Instead, I sensed her worry and made a conscious decision to just sit and listen at first, and then ask questions. “Why not try the harder class first since you have done well in the past, and then move if it doesn’t work?” Well, the word on the street is that the guidance counselor is inflexible and once she signs up for classes, she might be stuck with them. And, as an almost 9th-grader, she is already thinking about college and her grades. Got it. Now it makes more sense. We chatted. I mostly created time to just be with her, listen, and reassured that she is not alone in it – either her parents or I would help, if need be. We both left feeling more connected and she less anxious.

My friend’s daughter does not have diagnosable anxiety, but normal worries can evolve into clinical disorders when feelings go unaddressed. It is these moments we parents, aunts, caregivers, adults need to tune into.

What to do:

First and foremost, stay connected to your kid and keep lines of communication open. The age-appropriate behavior is to “individuate” or push your parents/caregivers away during adolescence. Try to trust that they will come back, and just let them know you are here – always. Manage your own anxiety around this. Most people (young or old) don’t want advice, they just want a trusted sounding board. Resist the urge to fix, and just listen. This is crucial for all parents and caregivers of tweens and teens.

If you are worried that your child could be suffering from a mental health issue, look for the signs below. There is no harm in seeking help from a trained professional even for just a one-time consultation.

Each illness has its own symptoms, but common signs of mental illness in adults and adolescents can include the following (From NAMI):

Mental health conditions can also begin to develop in young children. Because they’re still learning how to identify and talk about thoughts and emotions, their most obvious symptoms are behavioral. Symptoms in children may include the following:
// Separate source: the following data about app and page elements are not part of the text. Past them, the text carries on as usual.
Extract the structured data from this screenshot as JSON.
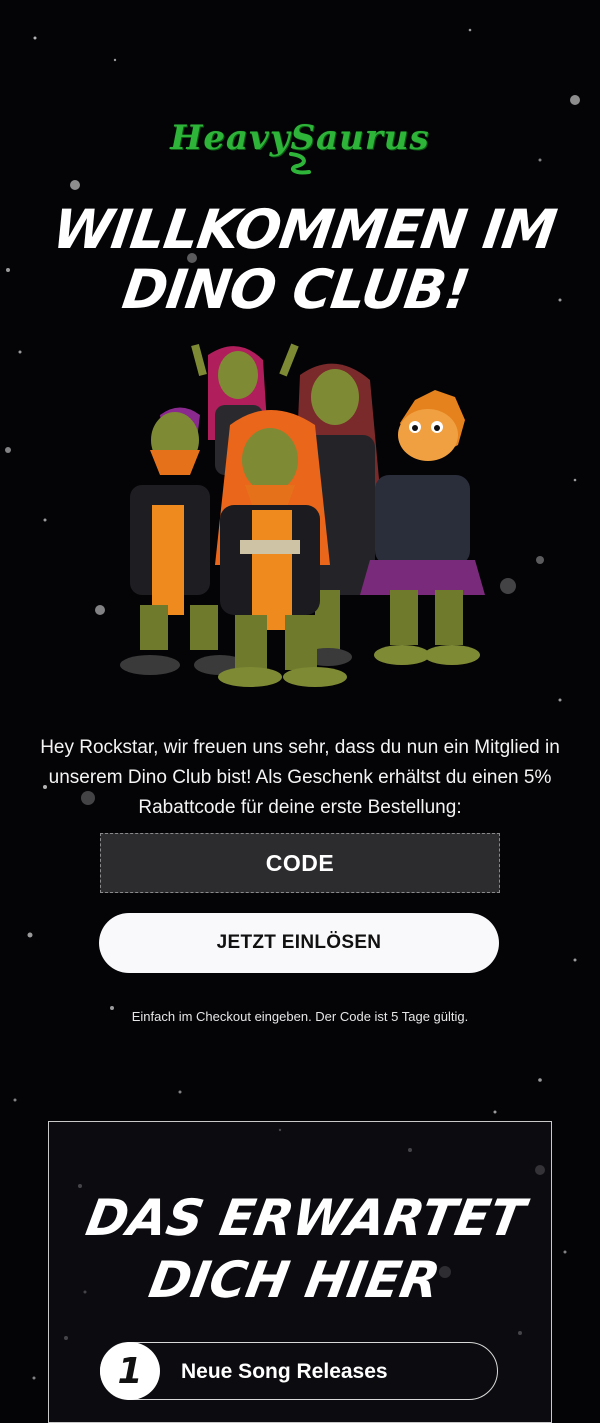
{
  "brand": {
    "logo_text": "HeavySaurus",
    "colors": {
      "background": "#040306",
      "logo_green": "#2fb43a",
      "button_bg": "#f9f8fa",
      "code_bg": "#2c2b2e"
    }
  },
  "hero": {
    "headline_line1": "Willkommen im",
    "headline_line2": "Dino Club!",
    "image_alt": "dino-band-photo"
  },
  "intro": {
    "text": "Hey Rockstar, wir freuen uns sehr, dass du nun ein Mitglied in unserem Dino Club bist! Als Geschenk erhältst du einen 5% Rabattcode für deine erste Bestellung:"
  },
  "coupon": {
    "code": "CODE",
    "button_label": "JETZT EINLÖSEN",
    "note": "Einfach im Checkout eingeben. Der Code ist 5 Tage gültig."
  },
  "features": {
    "title_line1": "Das erwartet",
    "title_line2": "dich hier",
    "items": [
      {
        "number": "1",
        "label": "Neue Song Releases"
      }
    ]
  }
}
If you notice any of the symptoms above, here’s what you can do:

This content was originally published here.